[Collected data entries]
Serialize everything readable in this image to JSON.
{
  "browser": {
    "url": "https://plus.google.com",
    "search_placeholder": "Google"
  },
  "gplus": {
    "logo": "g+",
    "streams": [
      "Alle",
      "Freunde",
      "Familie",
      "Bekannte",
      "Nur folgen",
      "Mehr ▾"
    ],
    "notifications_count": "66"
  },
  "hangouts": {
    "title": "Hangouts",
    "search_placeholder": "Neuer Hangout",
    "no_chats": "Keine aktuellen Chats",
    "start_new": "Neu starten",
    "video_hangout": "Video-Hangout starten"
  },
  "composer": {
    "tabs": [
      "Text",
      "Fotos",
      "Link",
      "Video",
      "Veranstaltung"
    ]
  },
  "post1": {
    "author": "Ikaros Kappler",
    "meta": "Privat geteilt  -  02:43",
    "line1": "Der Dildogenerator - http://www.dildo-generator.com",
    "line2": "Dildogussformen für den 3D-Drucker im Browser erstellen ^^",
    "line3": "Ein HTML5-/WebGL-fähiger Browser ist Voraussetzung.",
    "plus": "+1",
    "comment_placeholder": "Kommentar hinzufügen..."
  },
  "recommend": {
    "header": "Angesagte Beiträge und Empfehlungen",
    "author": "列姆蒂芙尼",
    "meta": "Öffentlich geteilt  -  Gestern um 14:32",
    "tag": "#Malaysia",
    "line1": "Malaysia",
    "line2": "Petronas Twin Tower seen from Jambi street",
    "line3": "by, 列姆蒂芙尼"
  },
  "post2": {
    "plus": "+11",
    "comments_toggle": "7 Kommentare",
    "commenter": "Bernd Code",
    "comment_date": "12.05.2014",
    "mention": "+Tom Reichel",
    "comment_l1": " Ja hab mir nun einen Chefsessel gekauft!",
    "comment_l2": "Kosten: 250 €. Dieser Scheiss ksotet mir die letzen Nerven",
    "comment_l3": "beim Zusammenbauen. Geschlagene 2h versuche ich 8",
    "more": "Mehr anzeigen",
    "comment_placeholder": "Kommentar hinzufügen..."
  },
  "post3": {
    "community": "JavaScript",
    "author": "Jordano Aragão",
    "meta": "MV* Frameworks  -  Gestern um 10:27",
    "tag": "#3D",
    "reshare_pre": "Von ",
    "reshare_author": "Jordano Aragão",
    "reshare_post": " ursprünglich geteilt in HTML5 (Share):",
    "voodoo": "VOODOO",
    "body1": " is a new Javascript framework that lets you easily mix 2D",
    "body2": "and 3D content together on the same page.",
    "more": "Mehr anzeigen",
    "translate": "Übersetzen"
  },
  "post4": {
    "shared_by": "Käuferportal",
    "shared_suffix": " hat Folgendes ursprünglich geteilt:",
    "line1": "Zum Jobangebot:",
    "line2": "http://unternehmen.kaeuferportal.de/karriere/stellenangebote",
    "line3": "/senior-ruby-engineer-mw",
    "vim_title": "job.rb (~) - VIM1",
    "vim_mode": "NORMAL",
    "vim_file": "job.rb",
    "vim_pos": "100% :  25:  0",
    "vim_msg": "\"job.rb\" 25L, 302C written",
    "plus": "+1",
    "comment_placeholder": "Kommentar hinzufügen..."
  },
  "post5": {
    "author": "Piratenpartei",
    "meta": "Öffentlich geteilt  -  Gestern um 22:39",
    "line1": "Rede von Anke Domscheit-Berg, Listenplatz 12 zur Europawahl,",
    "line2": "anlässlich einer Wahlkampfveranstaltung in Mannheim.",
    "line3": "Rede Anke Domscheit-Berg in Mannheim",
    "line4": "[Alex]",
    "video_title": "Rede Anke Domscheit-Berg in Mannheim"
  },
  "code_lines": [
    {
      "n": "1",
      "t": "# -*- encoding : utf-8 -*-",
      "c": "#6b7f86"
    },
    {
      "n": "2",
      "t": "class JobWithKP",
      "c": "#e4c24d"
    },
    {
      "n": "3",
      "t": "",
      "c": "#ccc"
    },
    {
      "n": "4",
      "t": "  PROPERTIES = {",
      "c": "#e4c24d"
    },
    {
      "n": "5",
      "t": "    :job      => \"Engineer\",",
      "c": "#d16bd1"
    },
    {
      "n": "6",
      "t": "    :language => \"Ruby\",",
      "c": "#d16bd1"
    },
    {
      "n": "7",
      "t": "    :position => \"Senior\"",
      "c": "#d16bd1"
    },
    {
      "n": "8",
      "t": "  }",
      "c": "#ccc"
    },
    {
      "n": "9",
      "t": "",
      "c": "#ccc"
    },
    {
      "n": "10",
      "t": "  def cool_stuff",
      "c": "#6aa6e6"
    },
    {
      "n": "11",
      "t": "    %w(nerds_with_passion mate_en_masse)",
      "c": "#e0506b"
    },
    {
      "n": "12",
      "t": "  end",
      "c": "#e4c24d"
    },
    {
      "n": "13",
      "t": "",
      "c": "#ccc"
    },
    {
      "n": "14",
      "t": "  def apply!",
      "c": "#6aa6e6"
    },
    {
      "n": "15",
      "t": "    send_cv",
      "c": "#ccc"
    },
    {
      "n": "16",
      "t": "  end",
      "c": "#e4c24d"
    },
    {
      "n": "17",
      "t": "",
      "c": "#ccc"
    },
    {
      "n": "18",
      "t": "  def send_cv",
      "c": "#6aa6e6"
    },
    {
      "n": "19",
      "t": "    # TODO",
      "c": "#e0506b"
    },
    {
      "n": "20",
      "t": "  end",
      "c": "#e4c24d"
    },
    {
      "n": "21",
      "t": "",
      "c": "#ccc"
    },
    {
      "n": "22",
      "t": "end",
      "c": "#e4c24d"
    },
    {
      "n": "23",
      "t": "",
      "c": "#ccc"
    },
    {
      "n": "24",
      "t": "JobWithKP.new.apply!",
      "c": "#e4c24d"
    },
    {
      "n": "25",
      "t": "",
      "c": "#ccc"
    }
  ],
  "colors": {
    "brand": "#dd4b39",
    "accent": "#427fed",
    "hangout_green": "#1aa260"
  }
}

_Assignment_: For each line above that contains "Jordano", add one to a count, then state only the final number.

_Task response_: 2